Brown bag it to work but skip the brown bag by putting your lunch in a more suitable container. There is a wide range of containers designed to carry your lunch or a child's lunch to work or school. Depending on your needs, some containers are better than others. For example, an insulated lunch container may be your best option if you need to keep your lunch hot or cold, but don't have access to a refrigerator. A glass container will work best if you need to use a microwave and are not concerned about the container breaking.

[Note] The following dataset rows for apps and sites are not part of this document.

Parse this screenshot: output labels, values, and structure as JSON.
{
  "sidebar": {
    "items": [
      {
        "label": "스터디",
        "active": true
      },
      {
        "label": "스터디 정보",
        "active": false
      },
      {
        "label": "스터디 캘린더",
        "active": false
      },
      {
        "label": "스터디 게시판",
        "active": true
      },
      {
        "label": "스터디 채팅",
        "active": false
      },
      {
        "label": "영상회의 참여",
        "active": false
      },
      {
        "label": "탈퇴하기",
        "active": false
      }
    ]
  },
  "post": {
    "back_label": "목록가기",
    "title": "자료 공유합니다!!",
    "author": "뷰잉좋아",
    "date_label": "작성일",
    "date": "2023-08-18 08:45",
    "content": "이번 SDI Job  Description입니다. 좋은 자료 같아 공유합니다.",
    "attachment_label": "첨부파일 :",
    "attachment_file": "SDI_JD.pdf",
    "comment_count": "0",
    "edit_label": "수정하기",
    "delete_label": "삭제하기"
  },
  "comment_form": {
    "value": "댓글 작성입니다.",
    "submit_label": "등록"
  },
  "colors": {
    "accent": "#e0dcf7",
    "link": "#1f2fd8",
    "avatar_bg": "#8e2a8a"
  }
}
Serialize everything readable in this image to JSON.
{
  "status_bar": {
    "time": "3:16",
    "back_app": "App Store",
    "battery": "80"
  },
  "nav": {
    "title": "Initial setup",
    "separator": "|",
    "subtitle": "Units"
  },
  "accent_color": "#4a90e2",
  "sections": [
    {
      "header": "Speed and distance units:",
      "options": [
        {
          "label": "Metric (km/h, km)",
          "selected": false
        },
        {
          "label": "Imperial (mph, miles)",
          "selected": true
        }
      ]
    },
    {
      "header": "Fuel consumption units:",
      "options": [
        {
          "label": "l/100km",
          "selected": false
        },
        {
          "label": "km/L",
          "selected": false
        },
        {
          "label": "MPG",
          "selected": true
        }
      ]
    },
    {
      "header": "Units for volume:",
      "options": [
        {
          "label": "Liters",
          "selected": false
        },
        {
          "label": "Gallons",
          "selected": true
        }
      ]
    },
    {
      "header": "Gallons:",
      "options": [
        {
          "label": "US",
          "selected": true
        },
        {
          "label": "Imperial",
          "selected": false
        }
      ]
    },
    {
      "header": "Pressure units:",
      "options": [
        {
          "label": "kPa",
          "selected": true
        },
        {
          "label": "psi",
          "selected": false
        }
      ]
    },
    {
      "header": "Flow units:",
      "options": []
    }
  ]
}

The tiffin is a lunch container commonly used in India. Tiffins feature several compartments that stack, making it easy to carry your lunch from home to work or school. A tiffin is ideal if you like to bring more than one item for lunch that doesn't have its own packaging, such as a sandwich, handful of raw vegetables, cereal or cookies.
Tiffins come in a range of materials. Stainless steel is traditionally used in India and makes a lunch container that is easy to clean, as it can be washed by hand or in the dishwasher. The steel will also not leach chemicals into food, which can be a concern with plastic containers. A downside of steel tiffins is that microwaving in the tins is not advisable.
Plastic or melamine tiffins are also available. Some people advise against plastic, since it can contain chemicals that leach into the food. It may be a good option, though, if you want a tiffin that is a little more lightweight.
If you want an insulated lunch container, you have a range of options. If you want to carry soup or another hot liquid for lunch, an insulated food jar may be your best option. Many food jars hold up to 17 ounces, which is a fair amount of soup for one person. They also keep the soup or stew hot for several hours. Depending on how long you have to wait between arriving at work or school and eating lunch, choose a thermal jar that promises to keep your food hot for at least seven or eight hours. As an added bonus, some of the best food jars come with a lid that doubles as a bowl for your soup and a spoon.
Some lunch containers are insulated to keep foods cold until lunchtime. The insulated containers accomplish this either by being lined in an insulated batting that traps the cold in or by coming with an ice pack that you remove from the container and freeze until it is time to take your lunch to work. Since containers that container insulated batting may have a slightly odd smell, due to the chemicals used in the lining and the synthetic fabric of the bag, your best option may be a container with an ice pack.
These containers are usually made of hard plastic, which you can wash easily in the dishwasher. Soft, lined insulated containers are usually spot clean only and may retain odors after you clean them. If you are the type to bring a several piece lunch to work, such as a salad and sandwich, or sandwich and fruit, look for a container that is divided so that you foods do not intermingle and become soggy.
Another type of insulated lunch container is made of neoprene, the rubbery material commonly used to make wet suits. Neoprene lunch containers keep food cool just as well if not better than ice packs. The containers also stretch and can hold a large amount of food in what appears to be a small amount of space.
If you want to microwave food at work or school and are concerned about plastic leaching chemicals into the food, glass is probably your best option. Glass containers may also be a bit less expensive than insulated lunch containers or tiffins, especially if you re-purpose a container for your lunch. Refrigerator boxes or canning jars are ideal for carrying your lunch. Use a container that has a tightly fitting lid to prevent spills. Canning jars with twist on lids are ideal, as are glass storage containers with tight-fitting plastic lids. You can remove the lid to microwave food.
You do have to be more careful with glass containers than with plastic or steel, especially during transport. If the glass is set down too hard on a surface or if your commute is particularly bumpy, the container can break in transit, leaving you with a mess to clean up. Don't send a child to school with glass lunch containers, as the risk of them breaking if handled too roughly is pretty high.